The earliest surviving town houses are the 12th‐century stone buildings, notably two on Steep Hill, Lincoln, which had living accommodation on the first floor, with space at street level for a shop, workshop, or warehouse. Some had vaulted undercrofts. Such undercrofts remained popular in merchants’ and craftsmen's houses later in the Middle Ages; Norwich has more than 60 dating from after c.1350. By then, the fashion for first‐floor halls had long been replaced by halls on the ground floor, such as that which now forms the Bridewell Museum, Norwich. See Maurice Barley, Houses and History (1986), ch. 4, which notes that it is impossible to find a single town house whose ground‐floor plan has not been altered at some time, and Anthony Quiney, Town Houses of Medieval Britain (2003). For studies of single towns, see Vanessa Parker, The Making of King's Lynn (1971), and David Lloyd, Broad Street, Ludlow (1979).

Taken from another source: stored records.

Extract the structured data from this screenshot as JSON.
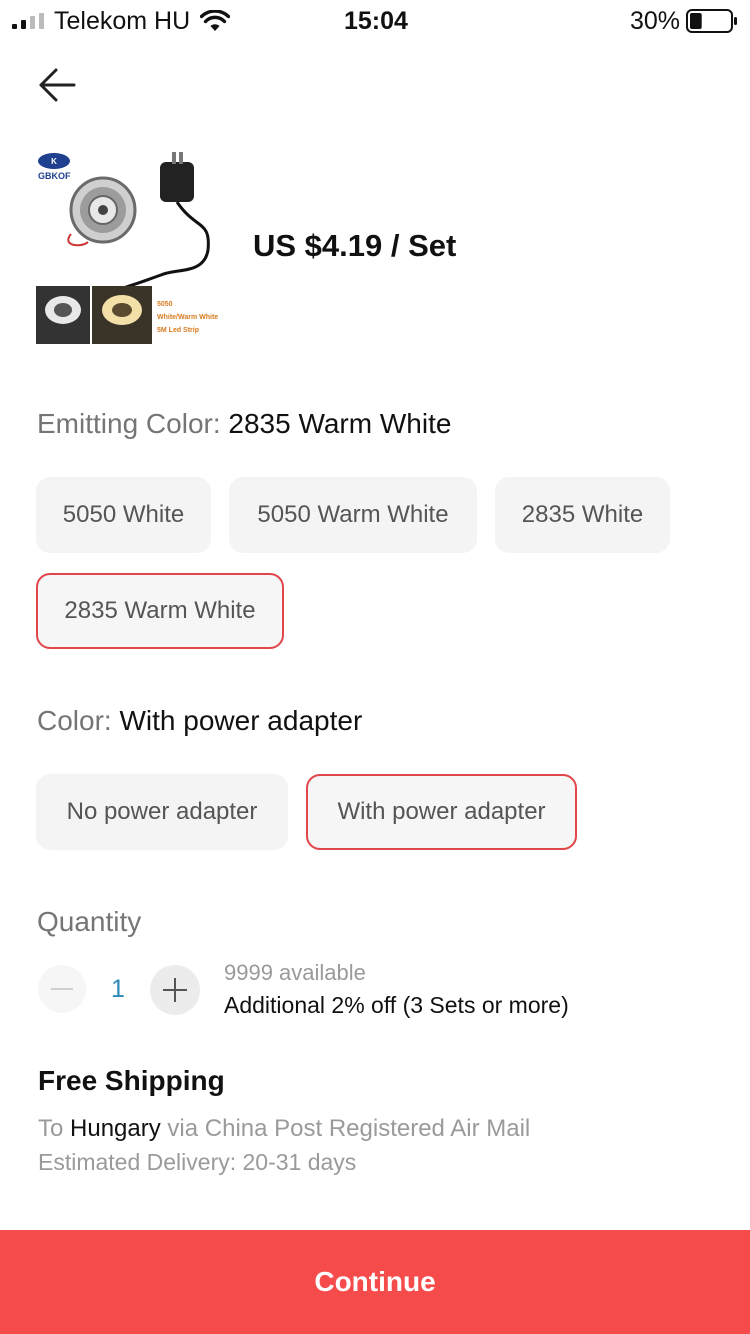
{
  "status_bar": {
    "carrier": "Telekom HU",
    "time": "15:04",
    "battery_percent": "30%",
    "battery_level": 0.3,
    "signal_icon": "cellular-signal-icon",
    "wifi_icon": "wifi-icon"
  },
  "nav": {
    "back_icon": "arrow-left-icon"
  },
  "product": {
    "image_brand": "GBKOF",
    "image_caption": [
      "5050",
      "White/Warm White",
      "5M Led Strip"
    ],
    "price": "US $4.19 / Set"
  },
  "emitting_color": {
    "label": "Emitting Color:",
    "selected": "2835 Warm White",
    "options": [
      "5050 White",
      "5050 Warm White",
      "2835 White",
      "2835 Warm White"
    ]
  },
  "color": {
    "label": "Color:",
    "selected": "With power adapter",
    "options": [
      "No power adapter",
      "With power adapter"
    ]
  },
  "quantity": {
    "label": "Quantity",
    "value": "1",
    "available": "9999 available",
    "discount": "Additional 2% off (3 Sets or more)"
  },
  "shipping": {
    "title": "Free Shipping",
    "to_prefix": "To",
    "destination": "Hungary",
    "via": "via China Post Registered Air Mail",
    "estimate": "Estimated Delivery: 20-31 days"
  },
  "continue_label": "Continue",
  "colors": {
    "accent": "#f54b4b",
    "selected_border": "#e0464a",
    "quantity_value": "#2e8ab8"
  }
}
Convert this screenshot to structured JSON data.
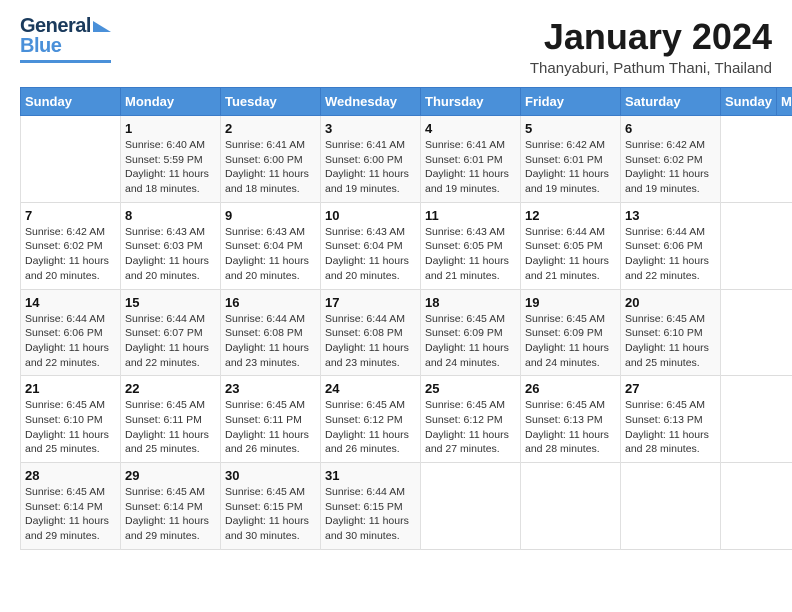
{
  "header": {
    "logo_line1": "General",
    "logo_line2": "Blue",
    "month_year": "January 2024",
    "location": "Thanyaburi, Pathum Thani, Thailand"
  },
  "calendar": {
    "weekdays": [
      "Sunday",
      "Monday",
      "Tuesday",
      "Wednesday",
      "Thursday",
      "Friday",
      "Saturday"
    ],
    "weeks": [
      [
        {
          "day": "",
          "info": ""
        },
        {
          "day": "1",
          "info": "Sunrise: 6:40 AM\nSunset: 5:59 PM\nDaylight: 11 hours\nand 18 minutes."
        },
        {
          "day": "2",
          "info": "Sunrise: 6:41 AM\nSunset: 6:00 PM\nDaylight: 11 hours\nand 18 minutes."
        },
        {
          "day": "3",
          "info": "Sunrise: 6:41 AM\nSunset: 6:00 PM\nDaylight: 11 hours\nand 19 minutes."
        },
        {
          "day": "4",
          "info": "Sunrise: 6:41 AM\nSunset: 6:01 PM\nDaylight: 11 hours\nand 19 minutes."
        },
        {
          "day": "5",
          "info": "Sunrise: 6:42 AM\nSunset: 6:01 PM\nDaylight: 11 hours\nand 19 minutes."
        },
        {
          "day": "6",
          "info": "Sunrise: 6:42 AM\nSunset: 6:02 PM\nDaylight: 11 hours\nand 19 minutes."
        }
      ],
      [
        {
          "day": "7",
          "info": "Sunrise: 6:42 AM\nSunset: 6:02 PM\nDaylight: 11 hours\nand 20 minutes."
        },
        {
          "day": "8",
          "info": "Sunrise: 6:43 AM\nSunset: 6:03 PM\nDaylight: 11 hours\nand 20 minutes."
        },
        {
          "day": "9",
          "info": "Sunrise: 6:43 AM\nSunset: 6:04 PM\nDaylight: 11 hours\nand 20 minutes."
        },
        {
          "day": "10",
          "info": "Sunrise: 6:43 AM\nSunset: 6:04 PM\nDaylight: 11 hours\nand 20 minutes."
        },
        {
          "day": "11",
          "info": "Sunrise: 6:43 AM\nSunset: 6:05 PM\nDaylight: 11 hours\nand 21 minutes."
        },
        {
          "day": "12",
          "info": "Sunrise: 6:44 AM\nSunset: 6:05 PM\nDaylight: 11 hours\nand 21 minutes."
        },
        {
          "day": "13",
          "info": "Sunrise: 6:44 AM\nSunset: 6:06 PM\nDaylight: 11 hours\nand 22 minutes."
        }
      ],
      [
        {
          "day": "14",
          "info": "Sunrise: 6:44 AM\nSunset: 6:06 PM\nDaylight: 11 hours\nand 22 minutes."
        },
        {
          "day": "15",
          "info": "Sunrise: 6:44 AM\nSunset: 6:07 PM\nDaylight: 11 hours\nand 22 minutes."
        },
        {
          "day": "16",
          "info": "Sunrise: 6:44 AM\nSunset: 6:08 PM\nDaylight: 11 hours\nand 23 minutes."
        },
        {
          "day": "17",
          "info": "Sunrise: 6:44 AM\nSunset: 6:08 PM\nDaylight: 11 hours\nand 23 minutes."
        },
        {
          "day": "18",
          "info": "Sunrise: 6:45 AM\nSunset: 6:09 PM\nDaylight: 11 hours\nand 24 minutes."
        },
        {
          "day": "19",
          "info": "Sunrise: 6:45 AM\nSunset: 6:09 PM\nDaylight: 11 hours\nand 24 minutes."
        },
        {
          "day": "20",
          "info": "Sunrise: 6:45 AM\nSunset: 6:10 PM\nDaylight: 11 hours\nand 25 minutes."
        }
      ],
      [
        {
          "day": "21",
          "info": "Sunrise: 6:45 AM\nSunset: 6:10 PM\nDaylight: 11 hours\nand 25 minutes."
        },
        {
          "day": "22",
          "info": "Sunrise: 6:45 AM\nSunset: 6:11 PM\nDaylight: 11 hours\nand 25 minutes."
        },
        {
          "day": "23",
          "info": "Sunrise: 6:45 AM\nSunset: 6:11 PM\nDaylight: 11 hours\nand 26 minutes."
        },
        {
          "day": "24",
          "info": "Sunrise: 6:45 AM\nSunset: 6:12 PM\nDaylight: 11 hours\nand 26 minutes."
        },
        {
          "day": "25",
          "info": "Sunrise: 6:45 AM\nSunset: 6:12 PM\nDaylight: 11 hours\nand 27 minutes."
        },
        {
          "day": "26",
          "info": "Sunrise: 6:45 AM\nSunset: 6:13 PM\nDaylight: 11 hours\nand 28 minutes."
        },
        {
          "day": "27",
          "info": "Sunrise: 6:45 AM\nSunset: 6:13 PM\nDaylight: 11 hours\nand 28 minutes."
        }
      ],
      [
        {
          "day": "28",
          "info": "Sunrise: 6:45 AM\nSunset: 6:14 PM\nDaylight: 11 hours\nand 29 minutes."
        },
        {
          "day": "29",
          "info": "Sunrise: 6:45 AM\nSunset: 6:14 PM\nDaylight: 11 hours\nand 29 minutes."
        },
        {
          "day": "30",
          "info": "Sunrise: 6:45 AM\nSunset: 6:15 PM\nDaylight: 11 hours\nand 30 minutes."
        },
        {
          "day": "31",
          "info": "Sunrise: 6:44 AM\nSunset: 6:15 PM\nDaylight: 11 hours\nand 30 minutes."
        },
        {
          "day": "",
          "info": ""
        },
        {
          "day": "",
          "info": ""
        },
        {
          "day": "",
          "info": ""
        }
      ]
    ]
  }
}
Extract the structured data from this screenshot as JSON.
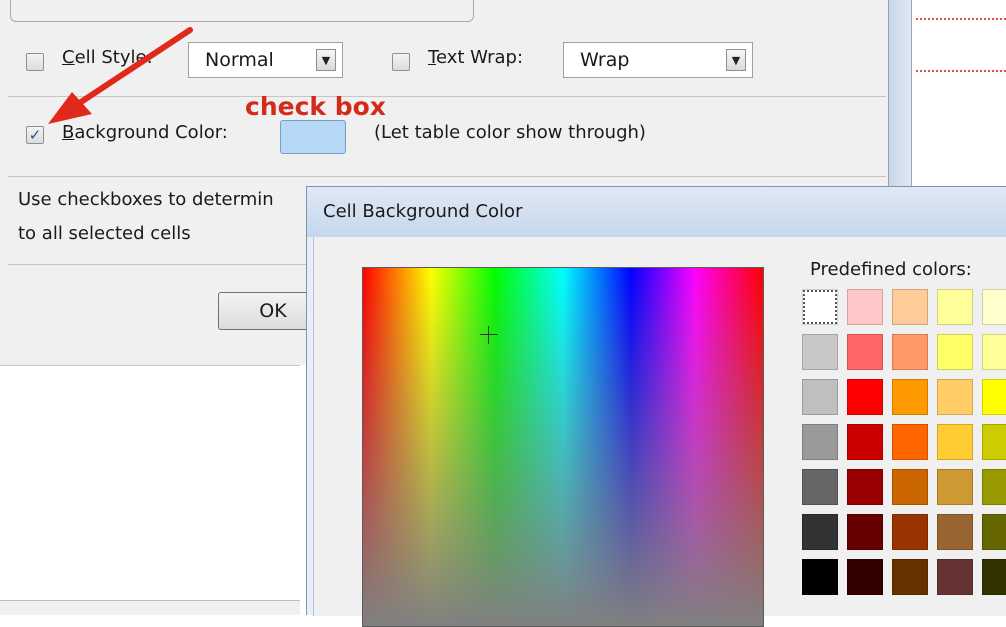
{
  "table_props": {
    "cell_style": {
      "label_pre": "",
      "label_ul": "C",
      "label_post": "ell Style:",
      "value": "Normal",
      "checked": false
    },
    "text_wrap": {
      "label_pre": "",
      "label_ul": "T",
      "label_post": "ext Wrap:",
      "value": "Wrap",
      "checked": false
    },
    "background_color": {
      "label_pre": "",
      "label_ul": "B",
      "label_post": "ackground Color:",
      "checked": true,
      "swatch_color": "#b4d8f5",
      "note": "(Let table color show through)"
    },
    "help_line1": "Use checkboxes to determin",
    "help_line2": "to all selected cells",
    "ok_label": "OK"
  },
  "annotation": {
    "text": "check box",
    "color": "#d42a1c"
  },
  "color_dialog": {
    "title": "Cell Background Color",
    "predefined_label": "Predefined colors:",
    "palette": [
      [
        "#ffffff",
        "#ffc8c8",
        "#ffcc99",
        "#ffff99",
        "#ffffcc"
      ],
      [
        "#c8c8c8",
        "#ff6666",
        "#ff9966",
        "#ffff66",
        "#ffff99"
      ],
      [
        "#bfbfbf",
        "#ff0000",
        "#ff9900",
        "#ffcc66",
        "#ffff00"
      ],
      [
        "#999999",
        "#cc0000",
        "#ff6600",
        "#ffcc33",
        "#cccc00"
      ],
      [
        "#666666",
        "#990000",
        "#cc6600",
        "#cc9933",
        "#999900"
      ],
      [
        "#333333",
        "#660000",
        "#993300",
        "#996633",
        "#666600"
      ],
      [
        "#000000",
        "#330000",
        "#663300",
        "#663333",
        "#333300"
      ]
    ]
  }
}
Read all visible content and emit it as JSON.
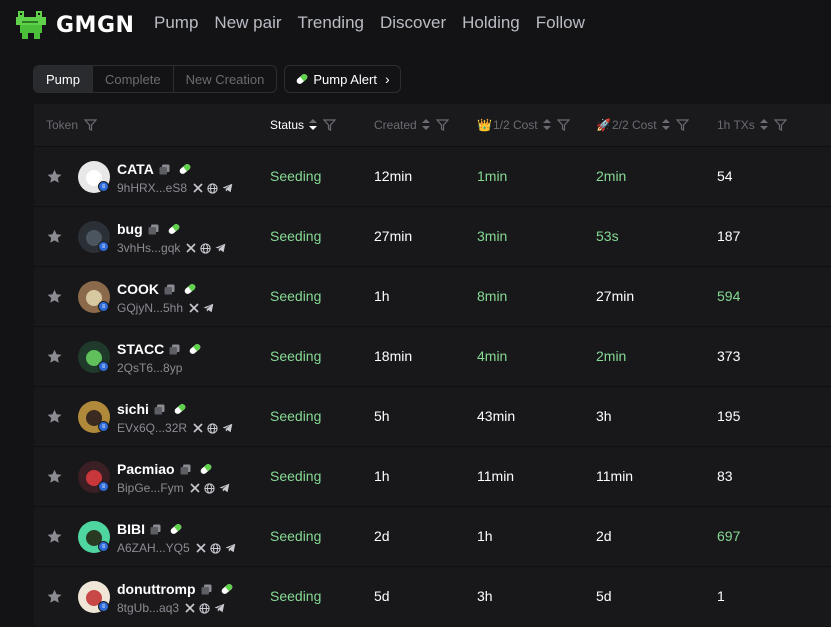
{
  "brand": {
    "name": "GMGN"
  },
  "nav": [
    "Pump",
    "New pair",
    "Trending",
    "Discover",
    "Holding",
    "Follow"
  ],
  "tabs": [
    "Pump",
    "Complete",
    "New Creation"
  ],
  "pump_alert": {
    "label": "Pump Alert"
  },
  "columns": {
    "token": "Token",
    "status": "Status",
    "created": "Created",
    "half_cost": "1/2 Cost",
    "full_cost": "2/2 Cost",
    "txs": "1h TXs"
  },
  "rows": [
    {
      "symbol": "CATA",
      "address": "9hHRX...eS8",
      "socials": [
        "x",
        "web",
        "telegram"
      ],
      "status": "Seeding",
      "created": "12min",
      "half_cost": "1min",
      "half_green": true,
      "full_cost": "2min",
      "full_green": true,
      "txs": "54",
      "txs_green": false
    },
    {
      "symbol": "bug",
      "address": "3vhHs...gqk",
      "socials": [
        "x",
        "web",
        "telegram"
      ],
      "status": "Seeding",
      "created": "27min",
      "half_cost": "3min",
      "half_green": true,
      "full_cost": "53s",
      "full_green": true,
      "txs": "187",
      "txs_green": false
    },
    {
      "symbol": "COOK",
      "address": "GQjyN...5hh",
      "socials": [
        "x",
        "telegram"
      ],
      "status": "Seeding",
      "created": "1h",
      "half_cost": "8min",
      "half_green": true,
      "full_cost": "27min",
      "full_green": false,
      "txs": "594",
      "txs_green": true
    },
    {
      "symbol": "STACC",
      "address": "2QsT6...8yp",
      "socials": [],
      "status": "Seeding",
      "created": "18min",
      "half_cost": "4min",
      "half_green": true,
      "full_cost": "2min",
      "full_green": true,
      "txs": "373",
      "txs_green": false
    },
    {
      "symbol": "sichi",
      "address": "EVx6Q...32R",
      "socials": [
        "x",
        "web",
        "telegram"
      ],
      "status": "Seeding",
      "created": "5h",
      "half_cost": "43min",
      "half_green": false,
      "full_cost": "3h",
      "full_green": false,
      "txs": "195",
      "txs_green": false
    },
    {
      "symbol": "Pacmiao",
      "address": "BipGe...Fym",
      "socials": [
        "x",
        "web",
        "telegram"
      ],
      "status": "Seeding",
      "created": "1h",
      "half_cost": "11min",
      "half_green": false,
      "full_cost": "11min",
      "full_green": false,
      "txs": "83",
      "txs_green": false
    },
    {
      "symbol": "BIBI",
      "address": "A6ZAH...YQ5",
      "socials": [
        "x",
        "web",
        "telegram"
      ],
      "status": "Seeding",
      "created": "2d",
      "half_cost": "1h",
      "half_green": false,
      "full_cost": "2d",
      "full_green": false,
      "txs": "697",
      "txs_green": true
    },
    {
      "symbol": "donuttromp",
      "address": "8tgUb...aq3",
      "socials": [
        "x",
        "web",
        "telegram"
      ],
      "status": "Seeding",
      "created": "5d",
      "half_cost": "3h",
      "half_green": false,
      "full_cost": "5d",
      "full_green": false,
      "txs": "1",
      "txs_green": false
    }
  ],
  "colors": {
    "green": "#86d993",
    "background": "#131315",
    "row": "#18181b",
    "badge": "#2e6bd7"
  }
}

The houses of the prosperous townsmen fronted the principal streets or marketplace (see markets) and extended backwards along a burgage plot. If the plots were sufficiently wide, the largest houses could be arranged around courtyards. Most plots were so narrow, however, that the plans of houses varied considerably. Narrow‐fronted properties were usually entered by a passage which led under the front range of building and along one side of the plot to an open space at the rear. As in contemporary rural houses, the principal room was in the form of an open hall. Smaller houses were arranged in terraces along the streets which had no burgage plots, sometimes filling in spaces such as marketplaces and the edges of churchyards (see historic churches). A group in Lady Row, Goodramgate, York, which were begun in 1316 and remain as the oldest timber‐framed houses in the city, provided simple accommodation consisting of a ground‐floor room and a chamber above. They, and similar medieval terraces, have left no trace of heating arrangements. The houses of the very poor have long since gone.
The improved standards of housing that have been noted in the countryside during the 16th and 17th centuries were matched in the towns (see also Great Rebuilding). The open hall, with its central fireplace and clay floor, disappeared as houses were reconstructed or entirely rebuilt. D. Portman, Exeter Houses, 1400–1700 (1966), showed how new features such as jettied upper floors and brick chimney stacks were added to old houses or incorporated in the new. Brick was used increasingly in the framework of the house, especially in eastern parts of England, in order to reduce the risk of fire. A. D. Dyer, ‘Urban Housing: A Documentary Study of Four Midland Towns, 1530–1700’, Post‐Medieval Archaeology, 15 (1981), used probate inventories to study the use of rooms in houses in Birmingham, Coventry, Derby, and Worcester. The most detailed study of inventory material for this purpose is U. Priestley, P. J. Corfield, and H. Sutermeister, ‘Rooms and Room‐Use in Norwich Housing, 1580–1730’, Post‐Medieval Archaeology, 16 (1982), which shows how the city's housing stock was used increasingly intensively during this period, with subdivisions into smaller units and the acquisition of more floors. See also Michael Laithwaite, ‘Totnes Houses, 1500–1800’, in Peter Clark (ed.), The Transformation of English Provincial Towns (1984), and the survey of recent archaeological and historical investigations in David Crossley, Post‐Medieval Archaeology in Britain (1990). As with the Middle Ages, there is little evidence of the houses of the poorest sections of the urban community.